Try Our Apps


Gobble up these 8 terms for eating


[spahyn] /spaɪn/
the spinal or vertebral column; backbone.
any backbonelike part.
a stiff, pointed process or appendage on an animal, as a quill of a porcupine, or a sharp, bony ray in the fin of a fish.
something, as a quality or trait, that constitutes a principal strength; resolution; stamina; backbone:
a situation that would test a person's spine.
a ridge, as of ground or rock.
a sharp-pointed, hard or woody outgrowth on a plant; thorn.
Bookbinding. the back of a book cover or binding, usually indicating the title and author.
Origin of spine
late Middle English
1400-50; late Middle English < Latin spīna thorn, backbone
Related forms
spined, adjective
spinelike, adjective Unabridged
Based on the Random House Dictionary, © Random House, Inc. 2015.
Cite This Source
Examples from the Web for spine
Contemporary Examples
Historical Examples
  • Barclay struck it sharply with the cane, and it fell writhing on the bed, its spine broken.

    The Elephant God Gordon Casserly
  • The spine of its neck was so constructed that it could describe a circle with its head.

    Four Young Explorers Oliver Optic
  • She pointed with her finger to a slight curve at the upper part of the spine, between the shoulder and neck.

    Olive Dinah Maria Craik, (AKA Dinah Maria Mulock)
  • The spine of the other guard had been broken by a bullet, so that recovery was clearly impossible.

    The Boy Slaves Mayne Reid
  • "Gee, it feels funny," he added, grinning as he pulled the wet shirt away from his spine.

    Hopalong Cassidy's Rustler Round-Up Clarence Edward Mulford
British Dictionary definitions for spine


the spinal column
the sharply pointed tip or outgrowth of a leaf, stem, etc
(zoology) a hard pointed process or structure, such as the ray of a fin, the quill of a porcupine, or the ridge on a bone
the back of a book, record sleeve, etc
a ridge, esp of a hill
strength of endurance, will, etc
anything resembling the spinal column in function or importance; main support or feature
Derived Forms
spined, adjective
Word Origin
C14: from Old French espine spine, from Latin spīna thorn, backbone
Collins English Dictionary - Complete & Unabridged 2012 Digital Edition
© William Collins Sons & Co. Ltd. 1979, 1986 © HarperCollins
Publishers 1998, 2000, 2003, 2005, 2006, 2007, 2009, 2012
Cite This Source
Word Origin and History for spine

c.1400, "backbone," later "thornlike part" (early 15c.), from Old French espine (French épine), from Latin spina "backbone," originally "thorn, prickle," from PIE *spei- "sharp point" (cf. Latin spica "ear of corn," Old Norse spikr "nail;" see spike (n.1)). Meaning "the back of a book" is first attested 1922.

Online Etymology Dictionary, © 2010 Douglas Harper
Cite This Source
spine in Medicine

spine (spīn)

  1. See spinal column.

  2. Any of various short pointed projections, processes, or appendages of bone.

The American Heritage® Stedman's Medical Dictionary
Copyright © 2002, 2001, 1995 by Houghton Mifflin Company.
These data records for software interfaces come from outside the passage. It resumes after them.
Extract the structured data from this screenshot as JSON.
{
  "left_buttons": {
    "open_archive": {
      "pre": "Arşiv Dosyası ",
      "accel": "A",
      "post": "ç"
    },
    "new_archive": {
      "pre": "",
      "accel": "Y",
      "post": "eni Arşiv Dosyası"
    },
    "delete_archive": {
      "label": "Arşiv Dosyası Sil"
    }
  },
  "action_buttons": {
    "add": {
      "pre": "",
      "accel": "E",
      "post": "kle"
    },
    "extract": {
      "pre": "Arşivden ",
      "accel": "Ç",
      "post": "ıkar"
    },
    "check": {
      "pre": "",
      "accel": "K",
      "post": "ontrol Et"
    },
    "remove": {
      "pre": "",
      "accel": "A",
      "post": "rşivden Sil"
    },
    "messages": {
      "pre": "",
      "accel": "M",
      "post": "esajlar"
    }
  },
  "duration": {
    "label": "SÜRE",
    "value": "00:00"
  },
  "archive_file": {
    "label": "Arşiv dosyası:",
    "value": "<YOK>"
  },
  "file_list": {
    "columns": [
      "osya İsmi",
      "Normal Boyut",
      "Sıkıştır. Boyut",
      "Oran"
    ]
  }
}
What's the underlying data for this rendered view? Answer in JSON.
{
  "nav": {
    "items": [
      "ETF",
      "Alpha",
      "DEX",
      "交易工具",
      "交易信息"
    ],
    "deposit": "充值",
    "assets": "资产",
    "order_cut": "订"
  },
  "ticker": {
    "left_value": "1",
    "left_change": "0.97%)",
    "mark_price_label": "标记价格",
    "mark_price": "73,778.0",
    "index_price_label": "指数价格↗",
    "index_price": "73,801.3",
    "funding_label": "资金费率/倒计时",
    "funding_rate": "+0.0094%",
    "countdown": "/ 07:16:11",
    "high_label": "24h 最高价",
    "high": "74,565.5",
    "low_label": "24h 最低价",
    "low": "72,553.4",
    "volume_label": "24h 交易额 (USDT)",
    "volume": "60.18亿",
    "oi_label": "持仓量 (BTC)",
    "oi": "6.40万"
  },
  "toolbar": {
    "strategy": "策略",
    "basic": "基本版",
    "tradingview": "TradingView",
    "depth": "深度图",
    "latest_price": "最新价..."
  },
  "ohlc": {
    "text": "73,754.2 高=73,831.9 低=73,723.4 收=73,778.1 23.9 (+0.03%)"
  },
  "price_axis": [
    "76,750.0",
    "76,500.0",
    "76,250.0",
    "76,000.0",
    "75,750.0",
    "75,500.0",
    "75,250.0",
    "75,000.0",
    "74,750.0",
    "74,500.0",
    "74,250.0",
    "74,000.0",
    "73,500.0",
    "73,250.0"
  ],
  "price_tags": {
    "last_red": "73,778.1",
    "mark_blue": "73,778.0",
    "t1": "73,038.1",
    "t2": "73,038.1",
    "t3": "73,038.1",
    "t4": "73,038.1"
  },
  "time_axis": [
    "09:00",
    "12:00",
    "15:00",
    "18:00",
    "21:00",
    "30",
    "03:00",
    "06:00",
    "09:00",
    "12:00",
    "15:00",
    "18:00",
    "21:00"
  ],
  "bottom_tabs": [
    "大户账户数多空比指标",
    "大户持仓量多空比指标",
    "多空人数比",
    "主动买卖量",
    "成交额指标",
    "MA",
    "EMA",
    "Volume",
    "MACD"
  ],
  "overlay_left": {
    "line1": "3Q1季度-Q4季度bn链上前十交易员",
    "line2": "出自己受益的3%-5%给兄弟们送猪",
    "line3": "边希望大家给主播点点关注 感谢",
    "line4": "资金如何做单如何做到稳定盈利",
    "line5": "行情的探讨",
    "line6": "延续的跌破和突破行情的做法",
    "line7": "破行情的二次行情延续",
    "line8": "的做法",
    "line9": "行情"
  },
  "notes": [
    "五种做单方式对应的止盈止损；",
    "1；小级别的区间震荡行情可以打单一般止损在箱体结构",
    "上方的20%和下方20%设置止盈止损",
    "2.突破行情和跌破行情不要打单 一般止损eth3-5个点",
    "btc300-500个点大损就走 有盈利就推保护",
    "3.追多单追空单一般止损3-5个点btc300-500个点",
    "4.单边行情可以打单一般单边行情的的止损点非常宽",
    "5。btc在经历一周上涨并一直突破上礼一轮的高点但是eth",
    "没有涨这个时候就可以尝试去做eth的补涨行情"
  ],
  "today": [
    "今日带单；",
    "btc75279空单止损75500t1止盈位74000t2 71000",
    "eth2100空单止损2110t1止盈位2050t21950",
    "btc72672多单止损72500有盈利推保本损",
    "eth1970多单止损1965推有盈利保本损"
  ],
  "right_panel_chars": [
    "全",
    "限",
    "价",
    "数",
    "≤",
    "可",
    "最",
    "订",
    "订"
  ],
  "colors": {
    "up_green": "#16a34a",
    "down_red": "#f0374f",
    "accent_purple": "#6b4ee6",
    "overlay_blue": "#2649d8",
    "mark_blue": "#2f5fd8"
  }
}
Published by Houghton Mifflin Company.
Cite This Source
spine in Science
  1. See vertebral column.

  2. Any of various pointed projections, processes, or appendages of animals.

  3. A sharp-pointed projection on a plant, especially a hard, narrow modified leaf, as on a cactus, that is adapted to reduce water loss. Compare thorn. See more at leaf.

spinal adjective
The American Heritage® Science Dictionary
Copyright © 2002. Published by Houghton Mifflin. All rights reserved.
Cite This Source

Word of the Day

Word Value for spine

Scrabble Words With Friends

Nearby words for spine